It sounds like your husband is taking no responsibility for his illness and he is not an ideal role model for his sons.

You can not want more for your husband than he wants for himself. That never has a successful outcome.

Your husband is almost 50, your boys have their lives in front of them.
Reply With Quote Quick reply to this message
 
Old 04-29-2013, 10:45 AM
 
Location: Kansas
19,185 posts, read 15,034,421 times
Reputation: 18249
How old are the kids? Also, dealing with this, I know that being around a depressed person is not a positive thing for the kids. My two other thoughts are that this will continue to get worse with age as my husband is almost 59 and dealing with getting older takes a lot of physical and mental stamina which a person that is depressed really doesn't seem to have and the other thought is that if you have mentioned that you are considering ending the relationship, he may be doing these positive things for damage control. We have been married for 31 years and we have a son with developmental disabilities which has limited my choices but that is about to change. If anyone is dealing with a situation like the OP, watch out for repeated bouts of "damage control" until the situation cools off because that is a never-ending cycle. Been there, done that, about finished with it!
Reply With Quote Quick reply to this message
 
Old 05-04-2013, 07:17 AM
 
5,002 posts, read 4,258,555 times
Reputation: 3020
The kids are 13 (next week) and 14. They are both very good kids, into sports and doing well at school. Right now I take it one day at a time.

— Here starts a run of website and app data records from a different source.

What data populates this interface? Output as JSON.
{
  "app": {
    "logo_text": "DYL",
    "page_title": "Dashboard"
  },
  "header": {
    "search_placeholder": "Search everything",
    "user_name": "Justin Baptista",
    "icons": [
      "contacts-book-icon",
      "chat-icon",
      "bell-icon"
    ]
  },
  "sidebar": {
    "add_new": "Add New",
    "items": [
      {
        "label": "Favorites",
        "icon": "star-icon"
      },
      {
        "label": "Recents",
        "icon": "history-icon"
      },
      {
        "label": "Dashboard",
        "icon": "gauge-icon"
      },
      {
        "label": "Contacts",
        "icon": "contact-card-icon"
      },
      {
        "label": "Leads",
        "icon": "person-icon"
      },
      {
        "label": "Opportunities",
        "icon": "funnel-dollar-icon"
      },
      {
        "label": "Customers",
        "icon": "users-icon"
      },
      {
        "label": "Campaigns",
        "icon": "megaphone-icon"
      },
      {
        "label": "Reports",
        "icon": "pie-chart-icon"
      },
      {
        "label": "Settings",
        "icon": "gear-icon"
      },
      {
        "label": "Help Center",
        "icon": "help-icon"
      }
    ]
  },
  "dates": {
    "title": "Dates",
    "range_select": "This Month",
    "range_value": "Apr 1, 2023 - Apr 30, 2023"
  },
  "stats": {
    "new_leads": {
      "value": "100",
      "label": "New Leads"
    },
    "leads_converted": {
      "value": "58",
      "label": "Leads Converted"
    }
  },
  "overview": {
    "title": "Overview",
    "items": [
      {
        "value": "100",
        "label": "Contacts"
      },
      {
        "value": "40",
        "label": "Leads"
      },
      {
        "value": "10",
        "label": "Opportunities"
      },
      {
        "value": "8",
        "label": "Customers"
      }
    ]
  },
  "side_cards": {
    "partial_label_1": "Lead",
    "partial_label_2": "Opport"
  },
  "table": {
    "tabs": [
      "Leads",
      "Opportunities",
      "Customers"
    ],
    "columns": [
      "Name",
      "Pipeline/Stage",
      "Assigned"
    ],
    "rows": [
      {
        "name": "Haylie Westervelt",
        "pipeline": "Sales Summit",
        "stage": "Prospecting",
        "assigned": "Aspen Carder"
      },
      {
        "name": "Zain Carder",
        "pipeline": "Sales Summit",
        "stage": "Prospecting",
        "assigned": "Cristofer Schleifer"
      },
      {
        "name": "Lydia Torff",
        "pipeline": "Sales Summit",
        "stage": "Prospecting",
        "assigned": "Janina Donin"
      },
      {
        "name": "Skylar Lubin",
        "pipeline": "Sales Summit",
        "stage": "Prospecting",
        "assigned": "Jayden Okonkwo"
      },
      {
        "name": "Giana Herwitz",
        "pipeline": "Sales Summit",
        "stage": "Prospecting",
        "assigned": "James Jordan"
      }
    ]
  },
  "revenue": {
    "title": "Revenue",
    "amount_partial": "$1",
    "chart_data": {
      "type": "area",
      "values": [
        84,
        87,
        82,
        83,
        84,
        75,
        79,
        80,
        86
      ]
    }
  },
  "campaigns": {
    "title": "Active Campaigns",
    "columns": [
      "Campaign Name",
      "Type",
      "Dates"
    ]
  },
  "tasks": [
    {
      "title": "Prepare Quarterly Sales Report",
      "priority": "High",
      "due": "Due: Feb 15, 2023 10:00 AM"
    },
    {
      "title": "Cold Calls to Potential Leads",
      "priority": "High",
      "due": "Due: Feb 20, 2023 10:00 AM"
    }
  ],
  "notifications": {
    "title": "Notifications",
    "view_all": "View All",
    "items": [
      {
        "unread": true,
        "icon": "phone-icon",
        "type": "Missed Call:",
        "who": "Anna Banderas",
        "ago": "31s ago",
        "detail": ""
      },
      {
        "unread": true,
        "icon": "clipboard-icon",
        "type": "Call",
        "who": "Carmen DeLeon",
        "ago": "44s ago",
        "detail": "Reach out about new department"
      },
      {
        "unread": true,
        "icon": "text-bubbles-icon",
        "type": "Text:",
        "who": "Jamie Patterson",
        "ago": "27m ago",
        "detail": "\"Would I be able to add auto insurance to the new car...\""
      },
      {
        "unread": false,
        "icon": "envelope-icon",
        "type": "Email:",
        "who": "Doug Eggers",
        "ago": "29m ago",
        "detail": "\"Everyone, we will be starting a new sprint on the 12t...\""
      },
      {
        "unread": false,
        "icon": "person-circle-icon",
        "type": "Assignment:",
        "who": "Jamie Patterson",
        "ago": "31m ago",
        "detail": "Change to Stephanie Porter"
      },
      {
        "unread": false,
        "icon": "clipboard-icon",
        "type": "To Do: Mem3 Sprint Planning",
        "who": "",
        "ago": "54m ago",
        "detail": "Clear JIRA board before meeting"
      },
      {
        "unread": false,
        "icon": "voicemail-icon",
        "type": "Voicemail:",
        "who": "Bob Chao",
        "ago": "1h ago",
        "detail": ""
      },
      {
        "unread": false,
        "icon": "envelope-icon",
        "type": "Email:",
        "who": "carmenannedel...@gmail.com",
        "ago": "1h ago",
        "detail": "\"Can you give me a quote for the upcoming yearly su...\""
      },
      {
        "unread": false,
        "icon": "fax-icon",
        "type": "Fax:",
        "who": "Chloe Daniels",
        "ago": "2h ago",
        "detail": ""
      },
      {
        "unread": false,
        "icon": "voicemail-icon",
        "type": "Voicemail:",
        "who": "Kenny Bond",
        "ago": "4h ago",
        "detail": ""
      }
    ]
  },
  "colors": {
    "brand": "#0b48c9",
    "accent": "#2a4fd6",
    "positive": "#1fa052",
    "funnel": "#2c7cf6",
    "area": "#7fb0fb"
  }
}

I want to stop resenting him, but it is so hard. He is going to therapy weekly now, has gotten his meds increased and also gone to the urologist to see about his testosterone shots (the ins is fighting paying for the androgel!!).

This week he has applied online for jobs (I know it dosnt work very well but its a start), gotten his motorbike permit and gets up daily with the kids as they leave for school.

I am just tired of the cycle. The rollercoaster is horrendous.
Reply With Quote Quick reply to this message
Please register to post and access all features of our very popular forum. It is free and quick. Over $68,000 in prizes has already been given out to active posters on our forum. Additional giveaways are planned.

Detailed information about all U.S. cities, counties, and zip codes on our site: City-data.com.


Reply
Please update this thread with any new information or opinions. This open thread is still read by thousands of people, so we encourage all additional points of view.

Quick Reply
Message:

Over $104,000 in prizes was already given out to active posters on our forum and additional giveaways are planned!

Go Back   City-Data Forum > General Forums > Health and Wellness > Mental Health
Similar Threads
Follow City-Data.com founder on our Forum or

All times are GMT -6.

2005-2019, Advameg, Inc. · Please obey Forum Rules · Terms of Use and Privacy Policy · Bug Bounty

City-Data.com - Archive 1, 2, 3, 4, 5, 6, 7, 8, 9, 10, 11, 12, 13, 14, 15, 16, 17, 18, 19, 20, 21, 22, 23, 24, 25, 26, 27, 28, 29, 30, 31, 32, 33, 34, 35 - Top